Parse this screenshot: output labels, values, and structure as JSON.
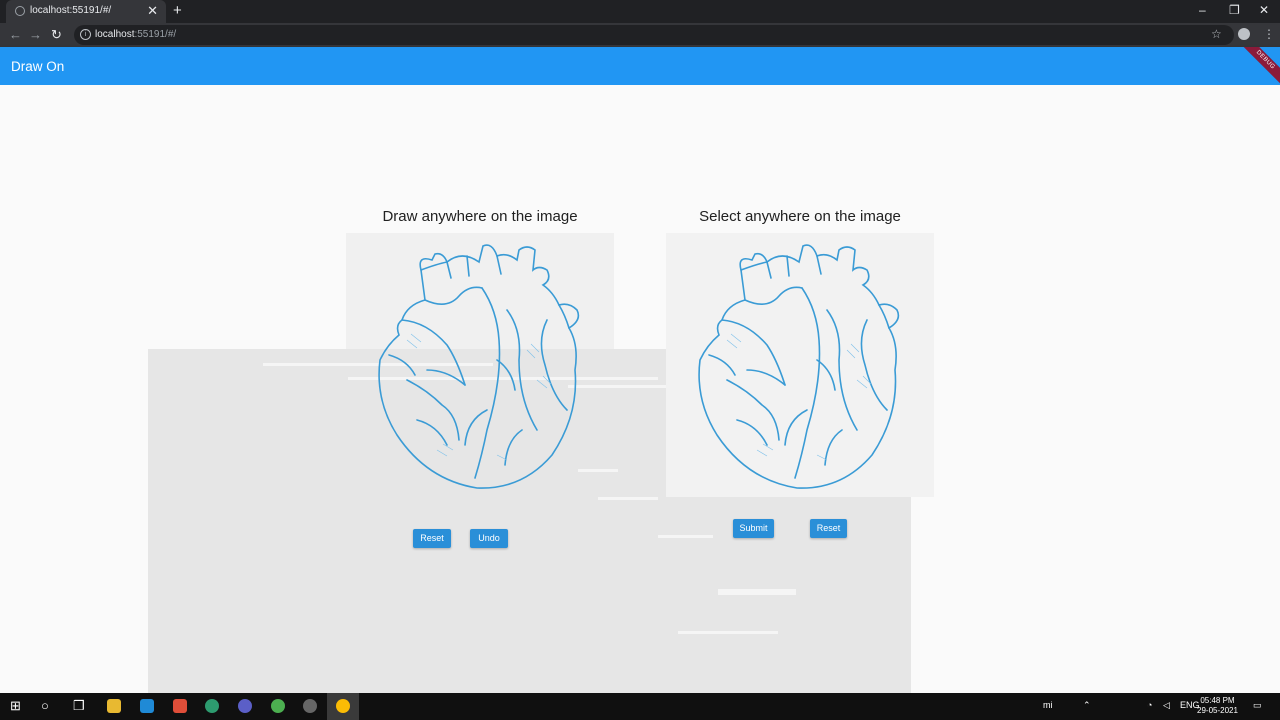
{
  "browser": {
    "tab_title": "localhost:55191/#/",
    "tab_close": "✕",
    "new_tab": "+",
    "url_host": "localhost",
    "url_rest": ":55191/#/",
    "back_icon": "←",
    "forward_icon": "→",
    "reload_icon": "↻",
    "star_icon": "☆",
    "menu_icon": "⋮",
    "minimize": "–",
    "restore": "❐",
    "close": "✕"
  },
  "appbar": {
    "title": "Draw On",
    "banner": "DEBUG",
    "color": "#2196f3"
  },
  "panels": {
    "left": {
      "title": "Draw anywhere on the image",
      "buttons": [
        "Reset",
        "Undo"
      ]
    },
    "right": {
      "title": "Select anywhere on the image",
      "buttons": [
        "Submit",
        "Reset"
      ]
    }
  },
  "accent": "#2a8fd8",
  "heart_color": "#3a9bd5",
  "taskbar": {
    "start_icon": "windows-icon",
    "search_icon": "circle-icon",
    "task_view_icon": "task-view-icon",
    "tray": [
      "ENG"
    ],
    "time": "05:48 PM",
    "date": "29-05-2021"
  }
}
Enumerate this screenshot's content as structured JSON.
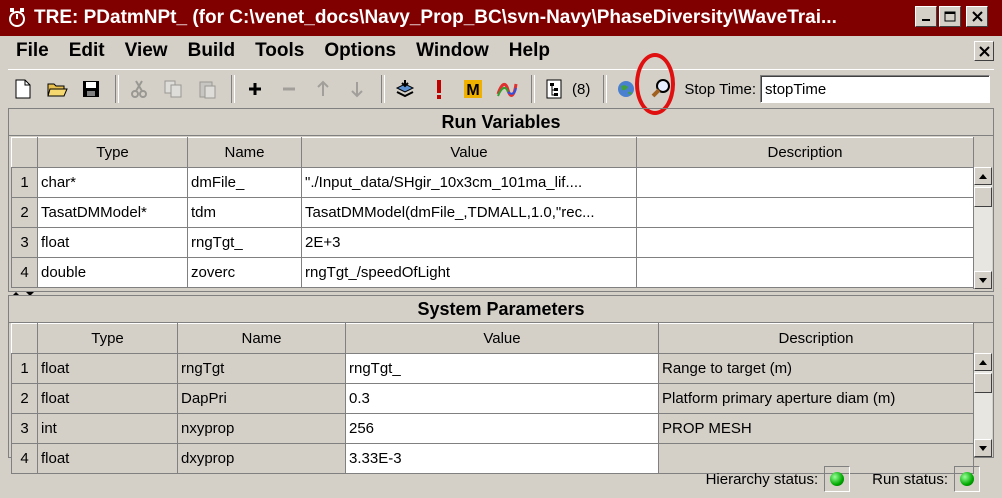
{
  "window": {
    "title": "TRE:  PDatmNPt_ (for C:\\venet_docs\\Navy_Prop_BC\\svn-Navy\\PhaseDiversity\\WaveTrai..."
  },
  "menu": [
    {
      "label": "File"
    },
    {
      "label": "Edit"
    },
    {
      "label": "View"
    },
    {
      "label": "Build"
    },
    {
      "label": "Tools"
    },
    {
      "label": "Options"
    },
    {
      "label": "Window"
    },
    {
      "label": "Help"
    }
  ],
  "toolbar": {
    "count_label": "(8)",
    "stop_time_label": "Stop Time:",
    "stop_time_value": "stopTime"
  },
  "run_variables": {
    "title": "Run Variables",
    "columns": [
      "Type",
      "Name",
      "Value",
      "Description"
    ],
    "rows": [
      {
        "n": "1",
        "type": "char*",
        "name": "dmFile_",
        "value": "\"./Input_data/SHgir_10x3cm_101ma_lif....",
        "desc": ""
      },
      {
        "n": "2",
        "type": "TasatDMModel*",
        "name": "tdm",
        "value": "TasatDMModel(dmFile_,TDMALL,1.0,\"rec...",
        "desc": ""
      },
      {
        "n": "3",
        "type": "float",
        "name": "rngTgt_",
        "value": "2E+3",
        "desc": ""
      },
      {
        "n": "4",
        "type": "double",
        "name": "zoverc",
        "value": "rngTgt_/speedOfLight",
        "desc": ""
      }
    ]
  },
  "system_parameters": {
    "title": "System Parameters",
    "columns": [
      "Type",
      "Name",
      "Value",
      "Description"
    ],
    "rows": [
      {
        "n": "1",
        "type": "float",
        "name": "rngTgt",
        "value": "rngTgt_",
        "desc": "Range to target (m)"
      },
      {
        "n": "2",
        "type": "float",
        "name": "DapPri",
        "value": "0.3",
        "desc": "Platform primary aperture diam (m)"
      },
      {
        "n": "3",
        "type": "int",
        "name": "nxyprop",
        "value": "256",
        "desc": "PROP MESH"
      },
      {
        "n": "4",
        "type": "float",
        "name": "dxyprop",
        "value": "3.33E-3",
        "desc": ""
      }
    ]
  },
  "status": {
    "hierarchy_label": "Hierarchy status:",
    "run_label": "Run status:"
  }
}
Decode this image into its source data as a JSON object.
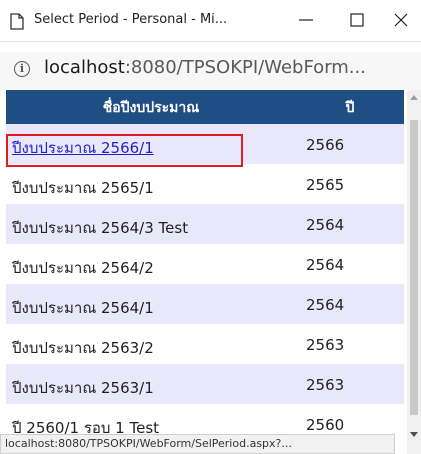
{
  "window": {
    "title": "Select Period - Personal - Mi...",
    "icons": {
      "page": "page-icon",
      "minimize": "minimize-icon",
      "maximize": "maximize-icon",
      "close": "close-icon"
    }
  },
  "address_bar": {
    "info_icon": "info-icon",
    "host": "localhost",
    "path": ":8080/TPSOKPI/WebForm..."
  },
  "table": {
    "columns": [
      "ชื่อปีงบประมาณ",
      "ปี"
    ],
    "rows": [
      {
        "name": "ปีงบประมาณ 2566/1",
        "year": "2566",
        "is_link": true,
        "highlighted": true
      },
      {
        "name": "ปีงบประมาณ 2565/1",
        "year": "2565"
      },
      {
        "name": "ปีงบประมาณ 2564/3 Test",
        "year": "2564"
      },
      {
        "name": "ปีงบประมาณ 2564/2",
        "year": "2564"
      },
      {
        "name": "ปีงบประมาณ 2564/1",
        "year": "2564"
      },
      {
        "name": "ปีงบประมาณ 2563/2",
        "year": "2563"
      },
      {
        "name": "ปีงบประมาณ 2563/1",
        "year": "2563"
      },
      {
        "name": "ปี 2560/1 รอบ 1 Test",
        "year": "2560"
      }
    ]
  },
  "status_bar": {
    "text": "localhost:8080/TPSOKPI/WebForm/SelPeriod.aspx?..."
  },
  "colors": {
    "header_bg": "#1f4e85",
    "alt_row_bg": "#e8e8fa",
    "link": "#2222cc",
    "highlight_border": "#e31c23"
  }
}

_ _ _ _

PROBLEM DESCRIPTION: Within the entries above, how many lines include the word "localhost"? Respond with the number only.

SOLUTION TO THE EXERCISE: 4